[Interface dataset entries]
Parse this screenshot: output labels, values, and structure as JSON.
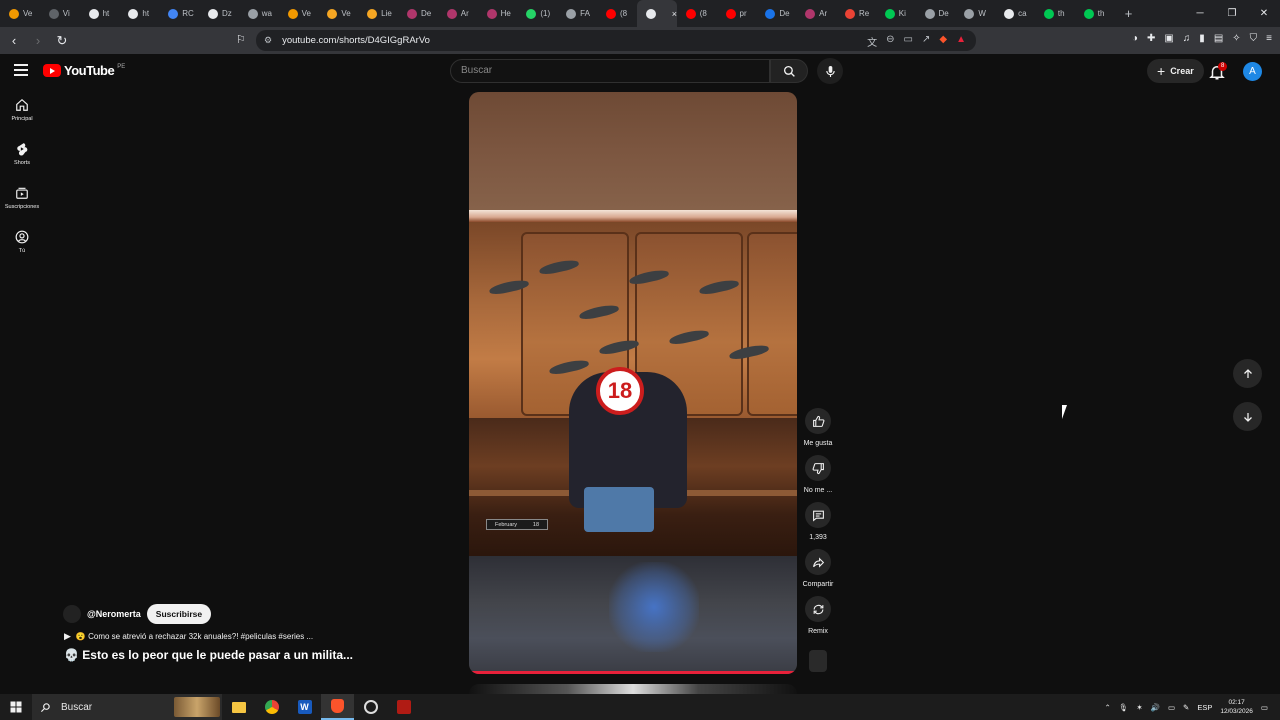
{
  "browser": {
    "tabs": [
      {
        "label": "Ve",
        "color": "#f29900"
      },
      {
        "label": "Vi",
        "color": "#5f6368"
      },
      {
        "label": "ht",
        "color": "#e8eaed"
      },
      {
        "label": "ht",
        "color": "#e8eaed"
      },
      {
        "label": "RC",
        "color": "#4285f4"
      },
      {
        "label": "Dz",
        "color": "#e8eaed"
      },
      {
        "label": "wa",
        "color": "#9aa0a6"
      },
      {
        "label": "Ve",
        "color": "#f29900"
      },
      {
        "label": "Ve",
        "color": "#f5a623"
      },
      {
        "label": "Lie",
        "color": "#f5a623"
      },
      {
        "label": "De",
        "color": "#b0366b"
      },
      {
        "label": "Ar",
        "color": "#b0366b"
      },
      {
        "label": "He",
        "color": "#b0366b"
      },
      {
        "label": "(1)",
        "color": "#25d366"
      },
      {
        "label": "FA",
        "color": "#9aa0a6"
      },
      {
        "label": "(8",
        "color": "#ff0000"
      },
      {
        "label": "",
        "color": "#e8eaed"
      },
      {
        "label": "(8",
        "color": "#ff0000"
      },
      {
        "label": "pr",
        "color": "#ff0000"
      },
      {
        "label": "De",
        "color": "#1a73e8"
      },
      {
        "label": "Ar",
        "color": "#b0366b"
      },
      {
        "label": "Re",
        "color": "#ea4335"
      },
      {
        "label": "Ki",
        "color": "#00c853"
      },
      {
        "label": "De",
        "color": "#9aa0a6"
      },
      {
        "label": "W",
        "color": "#9aa0a6"
      },
      {
        "label": "ca",
        "color": "#e8eaed"
      },
      {
        "label": "th",
        "color": "#00c853"
      },
      {
        "label": "th",
        "color": "#00c853"
      }
    ],
    "url": "youtube.com/shorts/D4GIGgRArVo"
  },
  "youtube": {
    "logo_text": "YouTube",
    "country_code": "PE",
    "search_placeholder": "Buscar",
    "create_label": "Crear",
    "notification_count": "8",
    "avatar_letter": "A",
    "sidebar": [
      {
        "label": "Principal",
        "icon": "home-icon"
      },
      {
        "label": "Shorts",
        "icon": "shorts-icon"
      },
      {
        "label": "Suscripciones",
        "icon": "subscriptions-icon"
      },
      {
        "label": "Tú",
        "icon": "you-icon"
      }
    ],
    "actions": {
      "like": "Me gusta",
      "dislike": "No me ...",
      "comments": "1,393",
      "share": "Compartir",
      "remix": "Remix"
    },
    "video": {
      "badge": "18",
      "date_card_month": "February",
      "date_card_day": "18"
    },
    "channel": {
      "handle": "@Neromerta",
      "subscribe": "Suscribirse"
    },
    "sound_text": "😮 Como se atrevió a rechazar 32k anuales?! #peliculas #series ...",
    "title": "💀 Esto es lo peor que le puede pasar a un milita..."
  },
  "taskbar": {
    "search_label": "Buscar",
    "language": "ESP",
    "time": "02:17",
    "date": "12/03/2026"
  }
}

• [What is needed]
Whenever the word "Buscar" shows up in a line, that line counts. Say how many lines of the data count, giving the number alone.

• [Solution for this problem]
2